For portions of Grayson County, August 2017 is the wettest August on record and the wettest in more than a century, the National Weather Service said Wednesday. Over the past month, parts of the region have seen nearly five times the normal rainfall for the month, with less than a week still to go.


NWS Meteorologist Lamont Bain said a co-op station in Sherman has recorded 11.99 inches of rainfall for the month as of Wednesday, putting it behind 1915 as the wettest August on record. However, storms on Thursday brought an additional 1.5 inches of rain, making this August the wettest on record with a total rainfall of 13.49 inches.


On average, the same weather station would normally see about 2.56 inches of rainfall for the entire month.

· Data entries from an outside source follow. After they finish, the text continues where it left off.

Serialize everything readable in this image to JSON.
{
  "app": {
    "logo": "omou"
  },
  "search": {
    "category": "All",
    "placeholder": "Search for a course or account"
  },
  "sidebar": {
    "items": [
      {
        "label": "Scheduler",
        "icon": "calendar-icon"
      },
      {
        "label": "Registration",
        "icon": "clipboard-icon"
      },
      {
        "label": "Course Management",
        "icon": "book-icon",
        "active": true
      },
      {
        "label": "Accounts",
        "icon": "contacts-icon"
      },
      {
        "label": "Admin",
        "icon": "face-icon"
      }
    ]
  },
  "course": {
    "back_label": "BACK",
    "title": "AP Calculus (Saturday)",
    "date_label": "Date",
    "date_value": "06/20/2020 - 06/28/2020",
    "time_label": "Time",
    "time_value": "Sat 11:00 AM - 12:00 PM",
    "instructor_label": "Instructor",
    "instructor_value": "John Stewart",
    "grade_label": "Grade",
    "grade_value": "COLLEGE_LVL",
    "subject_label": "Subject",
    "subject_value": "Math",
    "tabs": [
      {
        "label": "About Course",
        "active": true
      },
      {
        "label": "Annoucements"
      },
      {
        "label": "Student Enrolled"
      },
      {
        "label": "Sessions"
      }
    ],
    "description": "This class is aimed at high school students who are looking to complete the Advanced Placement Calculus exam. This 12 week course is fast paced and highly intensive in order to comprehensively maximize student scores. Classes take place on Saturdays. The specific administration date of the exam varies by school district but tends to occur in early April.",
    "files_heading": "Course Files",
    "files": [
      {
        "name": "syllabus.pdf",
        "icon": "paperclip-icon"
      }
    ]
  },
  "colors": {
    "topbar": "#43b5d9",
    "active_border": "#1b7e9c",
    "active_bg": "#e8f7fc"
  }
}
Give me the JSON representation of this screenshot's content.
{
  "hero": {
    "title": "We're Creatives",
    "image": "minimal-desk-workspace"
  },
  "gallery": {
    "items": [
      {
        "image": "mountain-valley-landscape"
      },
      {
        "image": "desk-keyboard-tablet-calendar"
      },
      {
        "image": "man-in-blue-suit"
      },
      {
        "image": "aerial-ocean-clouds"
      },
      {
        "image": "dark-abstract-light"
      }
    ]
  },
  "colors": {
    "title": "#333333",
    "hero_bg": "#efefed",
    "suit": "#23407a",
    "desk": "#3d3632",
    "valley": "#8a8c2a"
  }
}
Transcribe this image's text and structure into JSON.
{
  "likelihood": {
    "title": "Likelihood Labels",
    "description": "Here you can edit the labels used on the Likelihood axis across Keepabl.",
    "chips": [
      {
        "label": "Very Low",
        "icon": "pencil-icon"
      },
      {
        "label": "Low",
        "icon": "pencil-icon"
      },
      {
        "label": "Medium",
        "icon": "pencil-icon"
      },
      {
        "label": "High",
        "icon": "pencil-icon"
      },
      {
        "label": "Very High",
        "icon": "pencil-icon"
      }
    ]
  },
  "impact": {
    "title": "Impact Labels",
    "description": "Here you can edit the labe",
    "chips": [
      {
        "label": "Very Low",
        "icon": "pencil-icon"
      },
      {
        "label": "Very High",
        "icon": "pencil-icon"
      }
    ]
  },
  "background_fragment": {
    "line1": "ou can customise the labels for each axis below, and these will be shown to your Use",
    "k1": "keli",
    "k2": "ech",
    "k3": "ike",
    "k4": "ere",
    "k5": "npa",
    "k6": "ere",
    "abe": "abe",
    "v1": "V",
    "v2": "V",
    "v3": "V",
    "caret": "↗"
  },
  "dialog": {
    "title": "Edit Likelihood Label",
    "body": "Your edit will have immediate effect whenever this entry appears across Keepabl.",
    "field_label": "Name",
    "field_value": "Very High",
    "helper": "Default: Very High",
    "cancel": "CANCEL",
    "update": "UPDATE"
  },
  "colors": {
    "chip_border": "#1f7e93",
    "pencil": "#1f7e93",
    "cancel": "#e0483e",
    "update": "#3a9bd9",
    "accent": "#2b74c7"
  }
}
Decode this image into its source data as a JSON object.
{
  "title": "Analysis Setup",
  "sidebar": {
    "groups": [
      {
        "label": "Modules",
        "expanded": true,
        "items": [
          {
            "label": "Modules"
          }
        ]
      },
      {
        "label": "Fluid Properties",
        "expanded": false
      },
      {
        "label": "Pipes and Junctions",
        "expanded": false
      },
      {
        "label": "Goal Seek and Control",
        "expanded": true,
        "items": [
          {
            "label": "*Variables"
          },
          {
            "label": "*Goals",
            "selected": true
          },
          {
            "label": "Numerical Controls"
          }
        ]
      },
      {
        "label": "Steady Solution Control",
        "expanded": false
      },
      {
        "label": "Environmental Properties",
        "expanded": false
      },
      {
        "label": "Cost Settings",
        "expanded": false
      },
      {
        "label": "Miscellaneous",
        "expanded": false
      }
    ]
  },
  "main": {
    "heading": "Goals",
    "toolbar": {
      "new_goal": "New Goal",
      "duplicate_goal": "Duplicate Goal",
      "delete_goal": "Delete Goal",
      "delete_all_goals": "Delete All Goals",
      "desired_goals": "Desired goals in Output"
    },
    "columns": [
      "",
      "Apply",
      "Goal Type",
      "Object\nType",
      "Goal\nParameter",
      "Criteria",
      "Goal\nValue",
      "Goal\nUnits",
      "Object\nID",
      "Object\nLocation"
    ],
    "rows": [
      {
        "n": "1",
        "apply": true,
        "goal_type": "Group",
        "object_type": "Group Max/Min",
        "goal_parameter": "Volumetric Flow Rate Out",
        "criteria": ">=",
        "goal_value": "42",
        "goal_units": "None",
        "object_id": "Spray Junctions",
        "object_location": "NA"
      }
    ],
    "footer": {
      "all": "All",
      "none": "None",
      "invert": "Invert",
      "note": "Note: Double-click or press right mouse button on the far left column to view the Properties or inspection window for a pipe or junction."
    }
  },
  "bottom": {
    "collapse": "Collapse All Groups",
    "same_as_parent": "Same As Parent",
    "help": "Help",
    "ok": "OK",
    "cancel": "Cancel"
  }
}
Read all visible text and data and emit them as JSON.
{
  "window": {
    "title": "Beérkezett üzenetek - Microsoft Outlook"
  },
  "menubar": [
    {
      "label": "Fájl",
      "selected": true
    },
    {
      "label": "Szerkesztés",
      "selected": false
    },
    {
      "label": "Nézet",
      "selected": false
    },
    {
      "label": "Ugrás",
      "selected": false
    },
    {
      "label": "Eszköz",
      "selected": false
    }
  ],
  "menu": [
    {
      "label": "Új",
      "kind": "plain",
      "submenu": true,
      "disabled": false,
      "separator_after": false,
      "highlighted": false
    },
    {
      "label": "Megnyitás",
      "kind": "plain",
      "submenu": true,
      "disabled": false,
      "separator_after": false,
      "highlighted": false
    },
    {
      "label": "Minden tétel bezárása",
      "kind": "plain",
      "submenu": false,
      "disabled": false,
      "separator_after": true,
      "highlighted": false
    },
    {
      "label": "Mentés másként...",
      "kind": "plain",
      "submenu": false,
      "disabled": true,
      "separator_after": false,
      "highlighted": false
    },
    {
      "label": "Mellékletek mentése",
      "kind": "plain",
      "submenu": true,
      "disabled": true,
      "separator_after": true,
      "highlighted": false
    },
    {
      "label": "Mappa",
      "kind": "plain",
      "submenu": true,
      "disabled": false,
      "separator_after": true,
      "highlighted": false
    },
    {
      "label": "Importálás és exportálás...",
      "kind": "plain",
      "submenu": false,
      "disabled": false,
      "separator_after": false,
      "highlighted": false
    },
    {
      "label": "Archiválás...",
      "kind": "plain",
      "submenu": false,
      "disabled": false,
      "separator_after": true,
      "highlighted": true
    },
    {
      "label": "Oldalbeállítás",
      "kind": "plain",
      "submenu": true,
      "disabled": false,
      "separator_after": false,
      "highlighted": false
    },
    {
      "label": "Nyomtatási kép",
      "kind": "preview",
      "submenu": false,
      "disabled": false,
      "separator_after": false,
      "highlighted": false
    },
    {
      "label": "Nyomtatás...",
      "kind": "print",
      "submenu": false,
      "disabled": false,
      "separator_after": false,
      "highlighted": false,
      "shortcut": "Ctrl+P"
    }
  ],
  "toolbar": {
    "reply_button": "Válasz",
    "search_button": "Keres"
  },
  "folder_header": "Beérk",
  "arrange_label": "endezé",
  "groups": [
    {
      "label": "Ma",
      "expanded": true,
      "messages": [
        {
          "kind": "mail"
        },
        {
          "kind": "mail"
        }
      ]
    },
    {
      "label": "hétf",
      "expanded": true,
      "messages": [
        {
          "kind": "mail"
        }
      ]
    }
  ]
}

“We’ve had a very wet summer in North Texas,” Bain said, noting that a high-pressure ridge that normally keeps the region dry has been unstable this year. “Without that suppression, it has opened up the doors for more rainfall in the region.”


Bain said the region last saw rain to this level when 12.39 inches of rain fell in August 1915. Bain noted the weather service is missing data from 1898 to 1901.


A second weather station at North Texas Regional Airport had recorded 10.12 inches of rainfall this month through Wednesday. However, Bain noted that data at the site only dates back to 2009, making it less complete and comprehensive.


The update comes as portions of the region saw more than 2.88 inches of rain within the past five days. This includes 1.38 inches of rain that fell early Wednesday morning and an additional 0.25 inches of rain late Tuesday afternoon.


“It started raining just after 2 a.m. and when it was all said and done we had 1.38 inches of rainfall,” Bain said of Wednesday’s storms.


On Aug. 13, portions of Grayson County received just under nine inches of rain during overnight storms that flooded many low lying areas and developments along creeks and tributaries. A second storm system on Aug. 16 brought an additional four inches of rain to portions of the county.


Texas State Climatologist John Neilsen-Gammon said the recent weather represents a trend of late summers and early falls being wetter than the historic average. Neilsen-Gammon attributed the unseasonable weather to stalled systems in the area that have displaced a high-pressure ridge that typically leaves the region dry and warm throughout the summer.


While the state has received about the same amount of rain it normally does for this time of year, Neilsen-Gammon said it has mostly been concentrated in North Texas. Hurricane Harvey, which is expected to bring rainfall totals that will be measured in feet in the coming days will likely shift that balance.


With conditions typically dry, Gammon said the soil can typically take about four to five inches of rain before the rest is lost to runoff. This runoff then helps contribute to the levels and ultimate health of local reservoirs and streams, he said.


By Friday afternoon, the elevation of Lake Texoma stood at 617.86 feet, with 3.06 percent of the flood pool full. Any elevations above 616.86 feet enter into the lake’s flood pool, a portion of the lake dedicated to averting flooding situations.


Moving forward with the rest of August, Bain said the region’s weather patterns will start to return to normal.


Despite a 20 to 30 percent chance of rain remaining in the forecast for the weekend, Bain said they will likely be more scattered showers and will not have the same impact as previous storms.


In its weekly water update, which was released Monday, the Texas Water Development Board said only 1 percent of the state is currently in a state of drought. This is down from 4 percent a week ago and 6 percent three months ago.


“More rain = more improvement in drought conditions with drought now erased in the Panhandle,” Robert Mace, TWDB deputy executive water science and conservation administrator, said in the report. “Projections suggest a drought-free Texas by December, if not sooner.”